For most of my life, I assumed I was the only Matthew Baise in the United States. Then, four years ago, I received an e-mail from a man who claimed to be my father.
"Son, I'm sorry I deserted you and your mother 10 years ago. I just wanted to see how you guys were doing," the note said. More than a decade before, my father had died and my mother had concocted bizarre theories about him faking his death. When I read the e-mail, my palms went clammy and I stopped breathing.
I read on and realized that I was not the Matthew Baise he was after, even though I later found out that the other Matthew was about my age, was born in the same part of the country as I was and had even lived near Baltimore for a time, where I currently reside. Coupled with the rare last name, it was no wonder that so many people -- including collection agents, parole officers and absentee parents -- thought that I was their Matthew.
The father insisted on calling me at home one evening, as it had turned out I was distantly related. He wanted to find out more about my life and to probe for information on his missing son. My grandparents filled in the rest of the puzzle a few weeks later, and after they finished arguing about who married whom and how long an unrelated couple had been divorced, they confirmed that there was indeed another Matthew. We had a good laugh about it and I soon forgot the whole thing.
And that's the problem. These incidents of mistaken identity come far enough apart -- usually every six months or so -- that I tend to forget about them and get the crap scared out of me with each new episode. Like the parole officer who called and left a threatening message on my answering machine in the summer of 1999.
Coming home from work one day, I checked my machine to find a belligerent message that said I owed several thousand dollars and demanded that I call my parole officer. Having forgotten about the other Matthew, I freaked out and called the number. I tried to explain that they had the wrong guy, terrified that a SWAT team might come bursting into my apartment, "Cops" style. The humiliation. I don't even own a wife beater T-shirt.
After I managed to choke out my date of birth, middle name and Social Security number, the woman on the other end started to believe me. She told me that they had confused the two of us by simply looking up the name in the phone book. "I haven't ever heard that name before," she said. "Figured it had to be the same guy."
The least threatening of these episodes came about a year ago when a woman who had been friends with my evil twin's mother called me, hoping to reach the mother through the son. I explained who I was and what I knew about the other Matthew and, in a moment of empty-headed bravado, told her to pass along a message to my cousin that if I ever met him, I'd "put my foot in his ass" for all the trouble he'd caused me. In hindsight, I wish I hadn't said that. He probably owns guns, some of which he's given names to.

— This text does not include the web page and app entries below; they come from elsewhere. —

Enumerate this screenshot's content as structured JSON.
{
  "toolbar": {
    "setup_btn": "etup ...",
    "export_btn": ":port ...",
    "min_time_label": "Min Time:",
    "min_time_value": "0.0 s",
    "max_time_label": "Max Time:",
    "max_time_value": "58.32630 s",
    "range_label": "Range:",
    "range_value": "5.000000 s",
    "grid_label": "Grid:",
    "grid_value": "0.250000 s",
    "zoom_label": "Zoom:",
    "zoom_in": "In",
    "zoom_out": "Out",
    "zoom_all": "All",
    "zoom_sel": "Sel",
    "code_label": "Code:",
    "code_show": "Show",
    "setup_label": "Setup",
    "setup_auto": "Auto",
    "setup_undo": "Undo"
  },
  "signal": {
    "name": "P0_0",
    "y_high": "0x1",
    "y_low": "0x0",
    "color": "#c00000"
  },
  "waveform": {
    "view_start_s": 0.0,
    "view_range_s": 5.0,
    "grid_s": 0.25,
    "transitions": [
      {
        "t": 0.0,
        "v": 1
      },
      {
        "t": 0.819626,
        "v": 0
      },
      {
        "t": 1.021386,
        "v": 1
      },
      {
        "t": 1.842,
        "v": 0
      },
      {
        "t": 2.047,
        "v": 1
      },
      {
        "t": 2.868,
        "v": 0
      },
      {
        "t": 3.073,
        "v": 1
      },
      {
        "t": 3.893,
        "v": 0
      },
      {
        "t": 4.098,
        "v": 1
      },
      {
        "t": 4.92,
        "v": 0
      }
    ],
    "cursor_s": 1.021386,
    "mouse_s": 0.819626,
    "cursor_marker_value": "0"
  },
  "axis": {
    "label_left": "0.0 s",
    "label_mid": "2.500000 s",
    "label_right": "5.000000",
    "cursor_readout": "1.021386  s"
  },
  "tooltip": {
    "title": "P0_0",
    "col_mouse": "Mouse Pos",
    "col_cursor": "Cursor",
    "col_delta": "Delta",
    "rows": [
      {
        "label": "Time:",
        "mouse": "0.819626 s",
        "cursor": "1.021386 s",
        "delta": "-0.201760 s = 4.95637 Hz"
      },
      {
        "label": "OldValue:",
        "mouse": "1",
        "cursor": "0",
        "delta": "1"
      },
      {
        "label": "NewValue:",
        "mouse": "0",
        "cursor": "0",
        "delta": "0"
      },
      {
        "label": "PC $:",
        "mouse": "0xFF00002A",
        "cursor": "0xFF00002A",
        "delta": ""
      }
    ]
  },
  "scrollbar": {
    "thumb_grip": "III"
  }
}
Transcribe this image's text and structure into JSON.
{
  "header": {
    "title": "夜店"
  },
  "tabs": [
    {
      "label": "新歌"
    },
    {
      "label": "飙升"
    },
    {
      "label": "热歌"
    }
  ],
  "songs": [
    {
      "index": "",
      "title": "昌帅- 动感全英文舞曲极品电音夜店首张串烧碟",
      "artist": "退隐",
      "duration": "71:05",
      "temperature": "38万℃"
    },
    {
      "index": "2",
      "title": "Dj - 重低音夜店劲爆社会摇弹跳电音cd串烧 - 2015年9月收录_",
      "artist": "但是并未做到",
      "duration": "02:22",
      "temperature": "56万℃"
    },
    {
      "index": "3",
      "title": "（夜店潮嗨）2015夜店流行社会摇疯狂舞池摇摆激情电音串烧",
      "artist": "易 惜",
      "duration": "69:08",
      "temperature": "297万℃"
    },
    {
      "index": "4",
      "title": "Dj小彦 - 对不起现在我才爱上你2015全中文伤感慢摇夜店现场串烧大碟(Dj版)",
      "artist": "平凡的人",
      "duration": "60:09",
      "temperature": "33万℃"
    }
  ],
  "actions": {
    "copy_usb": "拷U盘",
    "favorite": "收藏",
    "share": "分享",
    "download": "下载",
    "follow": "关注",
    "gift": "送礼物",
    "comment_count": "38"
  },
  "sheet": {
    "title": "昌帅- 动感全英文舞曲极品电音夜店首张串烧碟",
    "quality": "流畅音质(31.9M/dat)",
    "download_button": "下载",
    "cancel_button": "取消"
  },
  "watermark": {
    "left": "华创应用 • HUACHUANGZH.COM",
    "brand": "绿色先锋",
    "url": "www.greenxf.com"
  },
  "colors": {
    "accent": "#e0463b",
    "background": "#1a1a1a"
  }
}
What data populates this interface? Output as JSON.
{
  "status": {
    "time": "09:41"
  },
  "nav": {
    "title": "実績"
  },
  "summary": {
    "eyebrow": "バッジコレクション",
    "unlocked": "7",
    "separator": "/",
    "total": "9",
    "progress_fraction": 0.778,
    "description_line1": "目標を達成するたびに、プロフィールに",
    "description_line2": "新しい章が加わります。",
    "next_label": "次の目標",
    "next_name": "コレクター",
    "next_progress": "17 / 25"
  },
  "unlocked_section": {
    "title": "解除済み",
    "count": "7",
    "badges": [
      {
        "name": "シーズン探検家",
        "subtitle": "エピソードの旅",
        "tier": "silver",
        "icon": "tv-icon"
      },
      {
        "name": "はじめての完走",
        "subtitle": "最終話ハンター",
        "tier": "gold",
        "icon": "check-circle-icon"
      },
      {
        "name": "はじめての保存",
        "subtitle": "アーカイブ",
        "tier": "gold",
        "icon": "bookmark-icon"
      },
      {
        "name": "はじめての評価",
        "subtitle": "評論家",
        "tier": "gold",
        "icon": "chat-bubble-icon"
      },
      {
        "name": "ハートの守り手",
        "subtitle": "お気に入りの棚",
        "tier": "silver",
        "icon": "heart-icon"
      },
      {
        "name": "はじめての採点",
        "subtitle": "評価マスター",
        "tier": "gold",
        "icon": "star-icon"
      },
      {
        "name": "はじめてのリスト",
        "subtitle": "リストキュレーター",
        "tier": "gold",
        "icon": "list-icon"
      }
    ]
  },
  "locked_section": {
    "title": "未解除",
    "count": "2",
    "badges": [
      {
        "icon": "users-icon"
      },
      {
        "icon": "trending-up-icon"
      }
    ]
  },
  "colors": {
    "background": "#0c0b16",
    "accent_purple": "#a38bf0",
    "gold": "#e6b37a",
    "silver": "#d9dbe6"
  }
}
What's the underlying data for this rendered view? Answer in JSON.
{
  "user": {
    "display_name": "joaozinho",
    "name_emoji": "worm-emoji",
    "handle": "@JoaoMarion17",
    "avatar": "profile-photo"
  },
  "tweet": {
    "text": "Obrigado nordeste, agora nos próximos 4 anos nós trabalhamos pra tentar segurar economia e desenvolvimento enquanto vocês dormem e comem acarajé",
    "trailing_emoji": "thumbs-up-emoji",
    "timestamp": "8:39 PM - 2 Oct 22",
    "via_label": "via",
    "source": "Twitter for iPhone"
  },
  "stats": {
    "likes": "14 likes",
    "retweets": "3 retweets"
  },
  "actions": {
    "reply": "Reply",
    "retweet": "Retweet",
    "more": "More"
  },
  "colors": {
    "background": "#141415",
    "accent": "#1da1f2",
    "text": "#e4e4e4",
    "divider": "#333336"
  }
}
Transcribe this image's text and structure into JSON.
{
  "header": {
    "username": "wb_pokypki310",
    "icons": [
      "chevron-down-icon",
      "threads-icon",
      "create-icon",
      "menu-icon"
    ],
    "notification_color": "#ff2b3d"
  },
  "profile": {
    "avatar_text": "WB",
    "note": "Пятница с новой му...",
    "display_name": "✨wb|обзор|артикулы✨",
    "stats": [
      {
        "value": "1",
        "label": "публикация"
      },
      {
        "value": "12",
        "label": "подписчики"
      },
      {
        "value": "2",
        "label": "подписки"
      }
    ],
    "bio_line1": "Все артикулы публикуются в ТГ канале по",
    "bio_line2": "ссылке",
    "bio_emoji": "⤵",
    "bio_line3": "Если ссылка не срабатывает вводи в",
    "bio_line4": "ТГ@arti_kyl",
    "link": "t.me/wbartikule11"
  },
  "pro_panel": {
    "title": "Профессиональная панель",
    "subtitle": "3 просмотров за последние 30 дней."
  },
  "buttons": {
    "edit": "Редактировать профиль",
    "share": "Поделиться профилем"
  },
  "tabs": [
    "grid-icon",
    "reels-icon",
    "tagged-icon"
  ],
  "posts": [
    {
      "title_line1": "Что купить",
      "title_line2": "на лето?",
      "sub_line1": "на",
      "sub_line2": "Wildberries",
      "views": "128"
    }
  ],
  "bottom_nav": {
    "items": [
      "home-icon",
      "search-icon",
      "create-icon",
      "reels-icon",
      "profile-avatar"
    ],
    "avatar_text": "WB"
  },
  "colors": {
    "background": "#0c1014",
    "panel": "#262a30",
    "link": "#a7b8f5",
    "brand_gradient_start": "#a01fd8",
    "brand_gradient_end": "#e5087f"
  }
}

I can always tell when a collections agency has me in its sights. For weeks, sometimes months, I'll come home to hang-ups on my answering machine. This will continue until I'm finally at home to answer the call. When the collections agent starts his or her tirade, sometimes I get frustrated and start yelling about how it's not me, that they've got the wrong guy. The profanity that passes between us is liberal, profuse and vivid. But some are nicer, like the agent I talked with at length about my predicament. We even made fun of the misfortunes of the other Matthew -- I guess to displace her anxiety about not being able to find him and mine about being constantly mistaken for him.
My co-workers and friends are in on the joke. I always share the latest case of mistaken identity with them so they can have a laugh at my expense. The "Fight Club" jokes started soon after the movie came out, that maybe this Matthew K. Baise was my Tyler Durden and I would wake up to find a dead hooker stashed under my bed.
My boss asked me once if I wanted to meet the other Matthew. I told him that it was unlikely I could find him, given that so many professional trackers kept coming up empty-handed. But even if I could, I don't know that I would want to. There's something vaguely unsettling about the prospect. I think back to my adolescence and early adulthood and all the bad choices I made and lucky breaks I got. I don't know if I want to meet a parallel universe version of me who works at Dunkin' Donuts and stays just ahead of illicit debt and parole officers by moving from state to state. He's probably scared all the time.
This week I received a notice from the state of Maryland that I owe almost $4,000 to its Central Collection Unit. In the next few days I will pick up the phone and try to convince a complete stranger, once again, that he or she has the wrong guy. I'm not that Matthew Baise.